While much of the project has good habitat, this project will focus on deficient areas, especially with regard to fish passage through the sediment basin and deficient fish ladder.  

False
True
True
Increases Water Supply Reliability
Advances/ Expands Conjunctive Management of Multiple Water Supply Sources
Increases Water Use and/or Reuse Efficiency
Provides Additional Water Supply
Promotes Water Quality Protection
Reduces Water Demand
Advances/Expands Water Recycling
Promotes Urban Runoff Reuse
Addresses Sea Level Rise
Addresses other Anticipated Climate Change Impact (e.g. through water management system modifications)
Improves Flood Control (e.g. through wetlands restoration, management, protection)
Promotes Habitat Protection
Establishes Migration Corridors
Re-establishes River-Floodplain Hydrologic Continuity
Re-introduces Anadromous Fish Populations to Upper Watersheds
Enhances and Protects Upper Watershed Forests and Meadow Systems
Other (Please Describe)
Increases Water Use Efficiency or Promotes Energy-Efficient Water Demand Reduction
Improves Water System Energy Efficiency
Advances/Expands Water Recycling
Promotes Urban Runoff Reuse
Promotes Use of Renewable Energy Sources
Contributes to Carbon Sequestration (e.g. through vegetation growth)
Other (Please Describe)
4,000,000(low) - 6,250,000(high)
local ad valorem tax revenue
none.

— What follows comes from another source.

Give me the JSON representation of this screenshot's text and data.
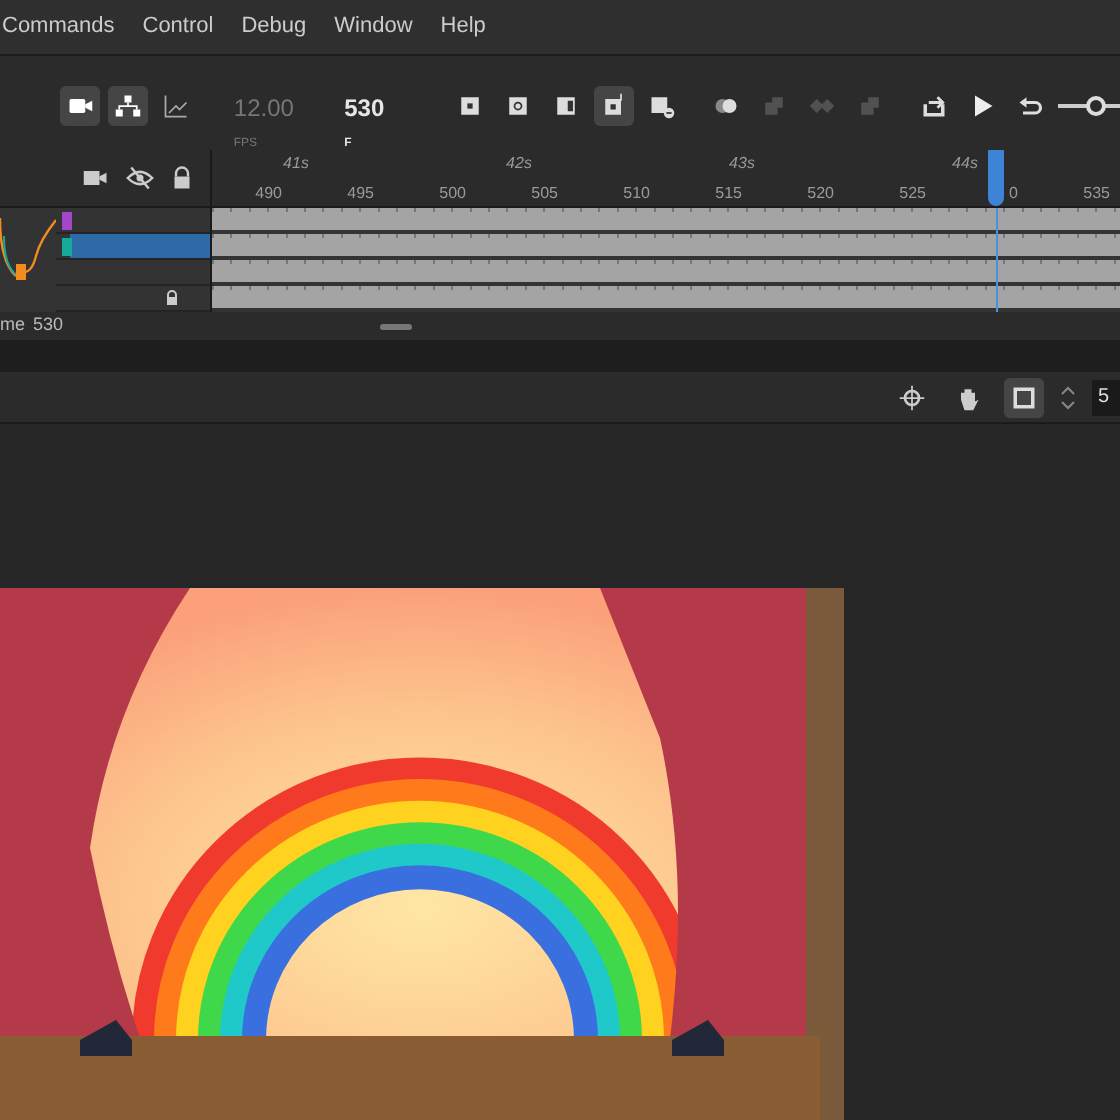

Already acquired
40,000
local ad valorem tax revenue
100
Drought Preparedness
Use and Reuse Water More Efficiently
Climate Change Response Actions (Adaptation to Climate Change, Reduction of Greenhouse Gas Emissions, Reduce Energy Consumption)

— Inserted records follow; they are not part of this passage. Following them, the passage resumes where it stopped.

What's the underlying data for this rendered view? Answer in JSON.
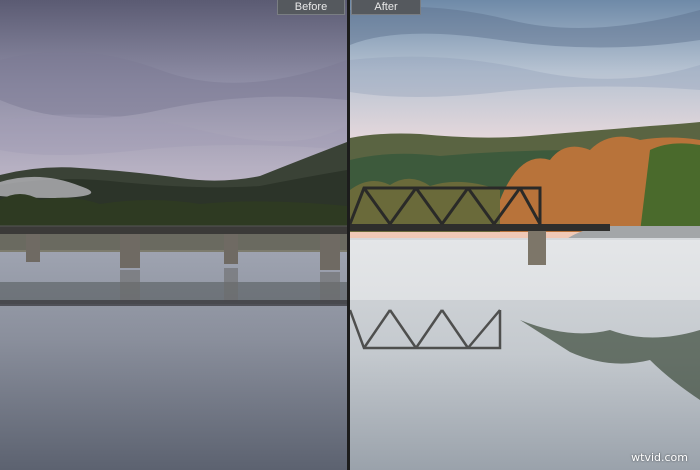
{
  "comparison": {
    "before_label": "Before",
    "after_label": "After",
    "mode": "side-by-side"
  },
  "watermark": {
    "text": "wtvid.com"
  },
  "colors": {
    "tab_background": "#55595e",
    "tab_text": "#e9e9e9",
    "divider": "#1c1c1c"
  }
}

Expand Environmental Stewardship
Practice Integrated Flood Management
Protect Surface and Groundwater Quality
Improve Tribal Water and Natural Resources
Ensure Equitable Distribution of Benefits
Reduce Reliance on the Bay-Delta
Reduce Water Demand
Improved Operational Efficiency and Transfers
Increase Water Supply
Improve Water Quality
Improve Flood Management
Practice Resources Stewardship
Other Strategies (Please Describe)
Groundwater Management Plan
Urban Water Management Plan
Water Meter Requirements
Groundwater Monitoring Requirements
AB 1420 Compliance
BMP Compliance
CEQA Compliance
Water supply reliability, water conservation and water use efficiency
Stormwater capture, storage, clean-up, treatment, and management
Removal of invasive non-native species, the creation and enhancement of wetlands, and the acquisition, protection, and restoration of open space and watershed lands
Non-point source pollution reduction, management and monitoring
Groundwater recharge and management projects
Contaminant and salt removal through reclamation, desalting, and other treatment technologies and conveyance of reclaimed water for distribution to users
Water banking, exchange, reclamation and improvement of water quality
Planning and implementation of multipurpose flood management programs
Watershed protection and management
Drinking water treatment and distribution
Ecosystem and fisheries restoration and protection
Reduced Reliance on the Bay-Delta
Projects that directly address a critical water quality or supply issue in a DAC
Urban water suppliers implementing certain BMPs as on page 17 of Guidelines
Be designed to manage stormwater runoff to reduce flood damage (PRC §5096.827)
Be consistent with the applicable Regional Water Quality Control Plans (Basin Plans) (PRC §5096.827)
Not be a part of the State Plan of Flood Control (SPFC) (PRC §5096.827)

Project team

Part 3 - Benefits